“Before the math portion of the Title V grant was sent, they were piloted with a small test group of students. It was tested so we could work out bugs and problems. It had six to eight months of work, much more than [First In the World],” said Math Professor Robert Fusco. In 2010, the Remedial Math passing rate with 1-2-3 Connect students was 60 percent. That Jumped to 68 percent in 2013.

“We agreed that a lot of mistakes were made in the way the grant was submitted, but we can take a big step back and proceed very very slowly and essentially do it right,” said Dr. Mullaney. Since the Faculty senate meeting, dialogue between administration and the math faculty has occurred to rework the grant within the federal guidelines.

“An outside grant evaluator has been brought in to ensure it can work,” said Dr. Mullaney.
“We have been told by administration that we have a lot of latitude in how we want to redirect this. We met with the grant evaluator and as long as we meet the overall objective of the grant, the matter in which we get there can be quite different,” said Mathematics Chair Dr. Randy Forsstrom.
The original plan involved having the 750 students who placed into remedial math evenly split into three cohort groups, each with a different stipulation. One group would be placed into college level math, while being encouraged to go to tutoring, the second would be required to take a two week corequisite aid course, along with the use of ALEKS (Assessment and LEarning in Knowledge Spaces) online tutoring program, and the final group going into the standard remedial course. The students would have the choice to be a part of the study.
Critics expressed concern regarding the large number of affected students, and lack of consolation for students who may fail or barely pass the college level courses; aspects of the grant, the Math faculty and administration are now actively trying to mitigate.

“We shouldn’t define success sheerly on passing.
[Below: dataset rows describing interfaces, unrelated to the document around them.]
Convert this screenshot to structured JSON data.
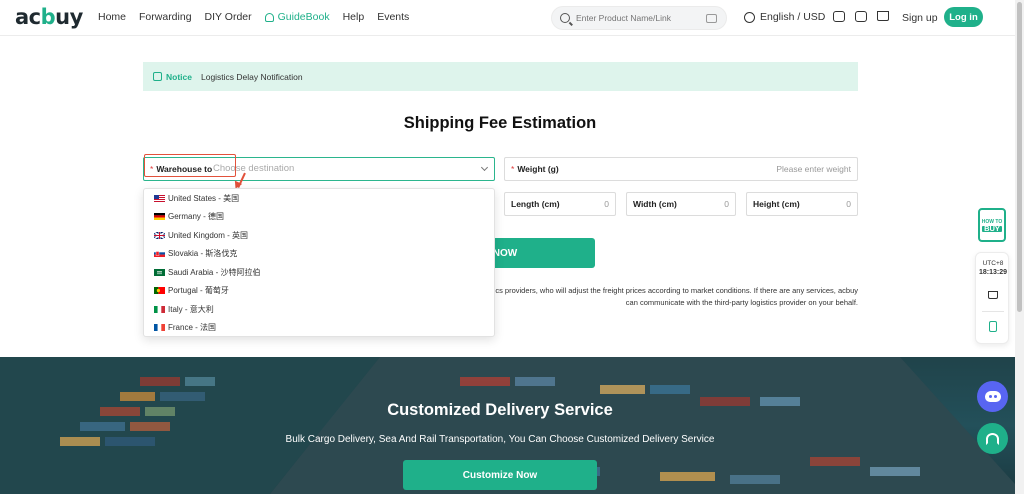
{
  "header": {
    "logo": {
      "pre": "ac",
      "accent": "b",
      "post": "uy"
    },
    "nav": [
      "Home",
      "Forwarding",
      "DIY Order",
      "GuideBook",
      "Help",
      "Events"
    ],
    "active_nav": "GuideBook",
    "search_placeholder": "Enter Product Name/Link",
    "language": "English / USD",
    "signup": "Sign up",
    "login": "Log in"
  },
  "notice": {
    "label": "Notice",
    "text": "Logistics Delay Notification"
  },
  "page_title": "Shipping Fee Estimation",
  "form": {
    "warehouse_label": "Warehouse to",
    "warehouse_placeholder": "Choose destination",
    "weight_label": "Weight (g)",
    "weight_placeholder": "Please enter weight",
    "length_label": "Length (cm)",
    "width_label": "Width (cm)",
    "height_label": "Height (cm)",
    "length_value": "0",
    "width_value": "0",
    "height_value": "0",
    "check_button": "K NOW"
  },
  "disclaimer": "ics providers, who will adjust the freight prices according to market conditions. If there are any services, acbuy can communicate with the third-party logistics provider on your behalf.",
  "dropdown": [
    "United States - 美国",
    "Germany - 德国",
    "United Kingdom - 英国",
    "Slovakia - 斯洛伐克",
    "Saudi Arabia - 沙特阿拉伯",
    "Portugal - 葡萄牙",
    "Italy - 意大利",
    "France - 法国"
  ],
  "hero": {
    "title": "Customized Delivery Service",
    "subtitle": "Bulk Cargo Delivery, Sea And Rail Transportation, You Can Choose Customized Delivery Service",
    "button": "Customize Now"
  },
  "side": {
    "howto_top": "HOW TO",
    "howto_big": "BUY",
    "utc_label": "UTC+8",
    "time": "18:13:29"
  },
  "colors": {
    "brand": "#1fb08a",
    "highlight": "#e2513b",
    "discord": "#5865f2"
  }
}
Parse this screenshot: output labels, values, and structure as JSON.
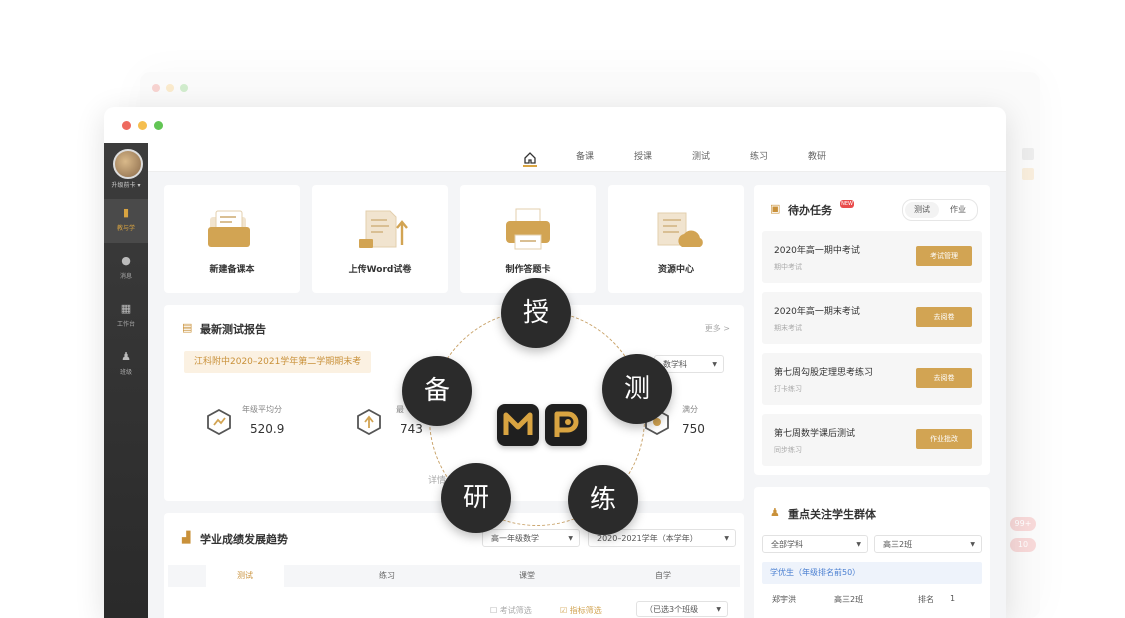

If you squeak by with C’s because you don’t have a foundation that remedial can provide, how will you get your scholarships or get into your chosen schools? It would have affected long term [studies],” said Developmental Math Chair Melanie Walker. “We are not against experimentation, but there [was] an awful lot of concerns that needed to be addressed.”